4 Effective Strategies to Adopt Out Foster Kittens
We all know kittens thrive in foster homes, but how do you find adopters when the time is right? Eight-week-old kittens are highly adoptable, so that’s a critical time to get them into a loving home quickly. And by getting kittens into homes right when they’re adoption-ready, you create space for foster parents to take in new litters.
Here are four proven strategies that your shelter or rescue can leverage to adopt fostered kittens into loving homes:
1. Create an Adoption Ambassadors program
Consider implementing an Adoption Ambassadors program in which your foster parents work to find homes for their foster kittens by tapping into their own networks. Foster parents have successfully placed their kittens through easy-to-implement tactics like social media and word-of-mouth. Fosters can network their kittens before they’re adoption-ready so they can go to their new home as soon as they have their spay or neuter surgery. The Adoption Ambassadors resource page even includes a guide for feline foster parents.
2. Throw a mega-adoption event
Once kitten season is ramped up and you have a lot of adoption-ready kittens, consider hosting a large-scale adoption event in your community. Create a Facebook event where people can RSVP and market your event through various channels like traditional media, social media, email and advertising.

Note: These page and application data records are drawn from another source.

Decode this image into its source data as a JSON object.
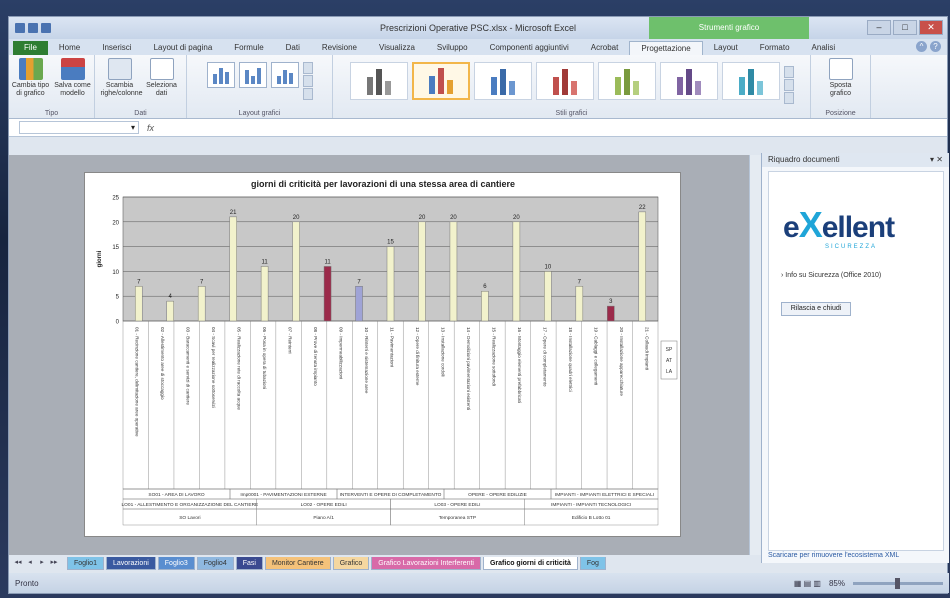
{
  "window": {
    "title": "Prescrizioni Operative PSC.xlsx - Microsoft Excel",
    "context_tab": "Strumenti grafico"
  },
  "tabs": [
    "File",
    "Home",
    "Inserisci",
    "Layout di pagina",
    "Formule",
    "Dati",
    "Revisione",
    "Visualizza",
    "Sviluppo",
    "Componenti aggiuntivi",
    "Acrobat",
    "Progettazione",
    "Layout",
    "Formato",
    "Analisi"
  ],
  "ribbon": {
    "tipo": {
      "label": "Tipo",
      "buttons": [
        "Cambia tipo di grafico",
        "Salva come modello"
      ]
    },
    "dati": {
      "label": "Dati",
      "buttons": [
        "Scambia righe/colonne",
        "Seleziona dati"
      ]
    },
    "layout": {
      "label": "Layout grafici"
    },
    "stili": {
      "label": "Stili grafici"
    },
    "posizione": {
      "label": "Posizione",
      "buttons": [
        "Sposta grafico"
      ]
    }
  },
  "formula": {
    "namebox": "",
    "fx": "fx"
  },
  "chart_data": {
    "type": "bar",
    "title": "giorni di criticità per lavorazioni di una stessa area di cantiere",
    "ylabel": "giorni",
    "ylim": [
      0,
      25
    ],
    "yticks": [
      0,
      5,
      10,
      15,
      20,
      25
    ],
    "grid": true,
    "categories": [
      "01 - Recinzione cantiere, delimitazione aree operative",
      "02 - Allestimento aree di stoccaggio",
      "03 - Baraccamenti e servizi di cantiere",
      "04 - Scavi per realizzazione sottoservizi",
      "05 - Realizzazione rete di raccolta acque",
      "06 - Posa in opera di tubazioni",
      "07 - Reinterri",
      "08 - Prove di tenuta impianto",
      "09 - Impermeabilizzazioni",
      "10 - Rinterri e sistemazione aree",
      "11 - Pavimentazioni",
      "12 - Opere di finitura esterne",
      "13 - Installazione cordoli",
      "14 - Demolizioni pavimentazioni esistenti",
      "15 - Realizzazione sottofondi",
      "16 - Montaggio elementi prefabbricati",
      "17 - Opere di completamento",
      "18 - Installazione quadri elettrici",
      "19 - Cablaggi e collegamenti",
      "20 - Installazione apparecchiature",
      "21 - Collaudi impianti"
    ],
    "values": [
      7,
      4,
      7,
      21,
      11,
      20,
      11,
      7,
      15,
      20,
      20,
      6,
      20,
      10,
      7,
      3,
      22
    ],
    "bar_colors": [
      "#f2f2cc",
      "#f2f2cc",
      "#f2f2cc",
      "#f2f2cc",
      "#f2f2cc",
      "#f2f2cc",
      "#9b2a4a",
      "#9fa3d6",
      "#f2f2cc",
      "#f2f2cc",
      "#f2f2cc",
      "#f2f2cc",
      "#f2f2cc",
      "#f2f2cc",
      "#f2f2cc",
      "#9b2a4a",
      "#f2f2cc"
    ],
    "group_labels_row1": [
      "SO01 - AREA DI LAVORO",
      "Imp0001 - PAVIMENTAZIONI ESTERNE",
      "INTERVENTI E OPERE DI COMPLETAMENTO",
      "OPERE - OPERE EDILIZIE",
      "IMPIANTI - IMPIANTI ELETTRICI E SPECIALI"
    ],
    "group_labels_row2": [
      "LO01 - ALLESTIMENTO E ORGANIZZAZIONE DEL CANTIERE",
      "LO02 - OPERE EDILI",
      "LO03 - OPERE EDILI",
      "IMPIANTI - IMPIANTI TECNOLOGICI"
    ],
    "group_labels_row3": [
      "SO Lavori",
      "Piano A/1",
      "Temporanea STP",
      "Edificio B Lotto 01"
    ],
    "legend": [
      "SP",
      "AT",
      "LA"
    ]
  },
  "taskpane": {
    "title": "Riquadro documenti",
    "logo_main": "ellent",
    "logo_prefix": "e",
    "logo_x": "X",
    "logo_sub": "SICUREZZA",
    "link": "Info su Sicurezza (Office 2010)",
    "button": "Rilascia e chiudi",
    "footer": "Scaricare per rimuovere l'ecosistema XML"
  },
  "sheet_tabs": [
    "Foglio1",
    "Lavorazioni",
    "Foglio3",
    "Foglio4",
    "Fasi",
    "Monitor Cantiere",
    "Grafico",
    "Grafico Lavorazioni Interferenti",
    "Grafico giorni di criticità",
    "Fog"
  ],
  "status": {
    "left": "Pronto",
    "zoom": "85%"
  }
}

For more than 10 years, Oregon’s Cat Adoption Team has been finding homes for 100 or more kittens during their popular one-day “Kitten Palooza” adoption event.
3. Adopt kittens through your local pet supply store
Many pet supply stores have cat habitats where the cats can temporarily stay while they are waiting to find the perfect home. Your volunteers can visit the store twice a day to feed and interact with the kittens as well as clean the litterboxes. Make sure to put a sign on the kennel to let potential adopters know who to reach out to if they are interested in adoption.
After three weeks, if a kitten hasn’t been adopted, consider giving him a break in a foster home before placing him in a different pet store location to get exposure to a new pool of potential adopters.
4. Connect with other shelters
Depending on the geographic location, certain shelters may have kitten shortages and may be actively looking for opportunities to take in more kittens. Put some feelers out to shelters in your state to see if any of them might be interested in exploring kitten relocation opportunities with you. For the ASPCA Los Angeles Foster Program, nearly 60% of foster kittens go on northern transports to shelters where they are made available for adoption.